Start of SUPPLIED ENTRIES
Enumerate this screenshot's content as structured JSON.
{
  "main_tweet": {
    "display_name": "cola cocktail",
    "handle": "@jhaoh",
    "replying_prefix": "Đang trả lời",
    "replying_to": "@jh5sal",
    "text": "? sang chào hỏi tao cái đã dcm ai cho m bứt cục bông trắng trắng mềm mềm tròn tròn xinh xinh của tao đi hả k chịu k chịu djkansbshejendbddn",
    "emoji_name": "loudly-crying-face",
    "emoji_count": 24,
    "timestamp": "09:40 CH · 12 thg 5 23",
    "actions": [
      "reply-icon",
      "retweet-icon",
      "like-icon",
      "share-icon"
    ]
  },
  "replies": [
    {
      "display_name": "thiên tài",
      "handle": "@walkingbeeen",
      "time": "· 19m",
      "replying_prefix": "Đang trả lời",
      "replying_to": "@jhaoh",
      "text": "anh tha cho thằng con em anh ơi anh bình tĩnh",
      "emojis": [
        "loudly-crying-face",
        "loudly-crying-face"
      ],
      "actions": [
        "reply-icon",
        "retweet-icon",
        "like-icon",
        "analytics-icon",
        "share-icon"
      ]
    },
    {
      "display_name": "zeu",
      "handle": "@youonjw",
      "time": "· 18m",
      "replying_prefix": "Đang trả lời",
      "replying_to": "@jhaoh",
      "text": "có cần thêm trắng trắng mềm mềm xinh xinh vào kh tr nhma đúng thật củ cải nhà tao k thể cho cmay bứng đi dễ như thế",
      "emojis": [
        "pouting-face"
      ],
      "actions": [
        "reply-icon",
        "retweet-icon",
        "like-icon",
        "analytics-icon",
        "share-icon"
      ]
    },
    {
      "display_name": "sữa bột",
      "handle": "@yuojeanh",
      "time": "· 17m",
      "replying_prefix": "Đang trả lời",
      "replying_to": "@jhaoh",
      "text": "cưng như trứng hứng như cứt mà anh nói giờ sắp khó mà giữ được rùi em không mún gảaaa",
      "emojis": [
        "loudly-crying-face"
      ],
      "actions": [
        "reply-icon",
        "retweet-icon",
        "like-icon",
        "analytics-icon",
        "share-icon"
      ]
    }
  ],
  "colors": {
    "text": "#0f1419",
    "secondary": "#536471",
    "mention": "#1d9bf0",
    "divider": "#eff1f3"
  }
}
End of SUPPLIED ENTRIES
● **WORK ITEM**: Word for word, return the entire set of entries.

● **SOLUTION TO THIS TASK**:
Enumerate this screenshot's content as structured JSON.
{
  "main_tweet": {
    "display_name": "cola cocktail",
    "handle": "@jhaoh",
    "replying_prefix": "Đang trả lời",
    "replying_to": "@jh5sal",
    "text": "? sang chào hỏi tao cái đã dcm ai cho m bứt cục bông trắng trắng mềm mềm tròn tròn xinh xinh của tao đi hả k chịu k chịu djkansbshejendbddn",
    "emoji_name": "loudly-crying-face",
    "emoji_count": 24,
    "timestamp": "09:40 CH · 12 thg 5 23",
    "actions": [
      "reply-icon",
      "retweet-icon",
      "like-icon",
      "share-icon"
    ]
  },
  "replies": [
    {
      "display_name": "thiên tài",
      "handle": "@walkingbeeen",
      "time": "· 19m",
      "replying_prefix": "Đang trả lời",
      "replying_to": "@jhaoh",
      "text": "anh tha cho thằng con em anh ơi anh bình tĩnh",
      "emojis": [
        "loudly-crying-face",
        "loudly-crying-face"
      ],
      "actions": [
        "reply-icon",
        "retweet-icon",
        "like-icon",
        "analytics-icon",
        "share-icon"
      ]
    },
    {
      "display_name": "zeu",
      "handle": "@youonjw",
      "time": "· 18m",
      "replying_prefix": "Đang trả lời",
      "replying_to": "@jhaoh",
      "text": "có cần thêm trắng trắng mềm mềm xinh xinh vào kh tr nhma đúng thật củ cải nhà tao k thể cho cmay bứng đi dễ như thế",
      "emojis": [
        "pouting-face"
      ],
      "actions": [
        "reply-icon",
        "retweet-icon",
        "like-icon",
        "analytics-icon",
        "share-icon"
      ]
    },
    {
      "display_name": "sữa bột",
      "handle": "@yuojeanh",
      "time": "· 17m",
      "replying_prefix": "Đang trả lời",
      "replying_to": "@jhaoh",
      "text": "cưng như trứng hứng như cứt mà anh nói giờ sắp khó mà giữ được rùi em không mún gảaaa",
      "emojis": [
        "loudly-crying-face"
      ],
      "actions": [
        "reply-icon",
        "retweet-icon",
        "like-icon",
        "analytics-icon",
        "share-icon"
      ]
    }
  ],
  "colors": {
    "text": "#0f1419",
    "secondary": "#536471",
    "mention": "#1d9bf0",
    "divider": "#eff1f3"
  }
}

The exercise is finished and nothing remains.